Goal of the exercise
How many lines of the records below contain the word "tiền"? Answer with the number alone.

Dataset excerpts
-- Opening Marker --

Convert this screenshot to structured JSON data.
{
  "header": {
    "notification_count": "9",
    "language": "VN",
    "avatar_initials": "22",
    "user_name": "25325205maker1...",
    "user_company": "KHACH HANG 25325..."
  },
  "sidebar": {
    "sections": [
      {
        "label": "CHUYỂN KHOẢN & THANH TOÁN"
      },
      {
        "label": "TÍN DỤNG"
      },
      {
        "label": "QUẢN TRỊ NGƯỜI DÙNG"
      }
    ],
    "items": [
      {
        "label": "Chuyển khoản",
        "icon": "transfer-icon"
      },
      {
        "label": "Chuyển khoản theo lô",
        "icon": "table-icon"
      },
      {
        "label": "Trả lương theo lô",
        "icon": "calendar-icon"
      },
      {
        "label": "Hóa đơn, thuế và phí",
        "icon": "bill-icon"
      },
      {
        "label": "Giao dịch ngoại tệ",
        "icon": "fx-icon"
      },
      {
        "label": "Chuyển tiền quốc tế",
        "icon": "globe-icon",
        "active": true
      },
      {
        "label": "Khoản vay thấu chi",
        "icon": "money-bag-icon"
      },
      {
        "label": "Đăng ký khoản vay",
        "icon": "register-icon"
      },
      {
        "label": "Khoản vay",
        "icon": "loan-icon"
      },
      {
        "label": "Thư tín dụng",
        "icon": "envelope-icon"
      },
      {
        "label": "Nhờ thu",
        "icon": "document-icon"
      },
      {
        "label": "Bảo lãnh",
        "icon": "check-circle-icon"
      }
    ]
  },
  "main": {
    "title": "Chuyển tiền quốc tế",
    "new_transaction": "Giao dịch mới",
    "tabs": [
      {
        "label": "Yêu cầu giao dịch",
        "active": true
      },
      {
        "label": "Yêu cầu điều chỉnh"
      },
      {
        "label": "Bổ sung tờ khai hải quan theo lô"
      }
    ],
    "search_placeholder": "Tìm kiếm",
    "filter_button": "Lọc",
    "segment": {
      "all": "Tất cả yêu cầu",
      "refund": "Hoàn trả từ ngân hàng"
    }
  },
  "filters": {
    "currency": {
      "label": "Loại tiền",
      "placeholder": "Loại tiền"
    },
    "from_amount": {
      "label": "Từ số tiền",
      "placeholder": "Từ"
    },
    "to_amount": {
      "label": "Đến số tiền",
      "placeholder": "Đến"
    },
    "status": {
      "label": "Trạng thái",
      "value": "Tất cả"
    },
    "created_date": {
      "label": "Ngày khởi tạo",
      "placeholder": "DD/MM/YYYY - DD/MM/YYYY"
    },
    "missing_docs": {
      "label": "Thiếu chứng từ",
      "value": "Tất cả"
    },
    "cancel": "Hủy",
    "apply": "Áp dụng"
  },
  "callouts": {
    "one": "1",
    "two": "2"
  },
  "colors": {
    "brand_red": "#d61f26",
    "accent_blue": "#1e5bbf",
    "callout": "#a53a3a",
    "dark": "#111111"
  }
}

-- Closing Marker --

Solved exercise
6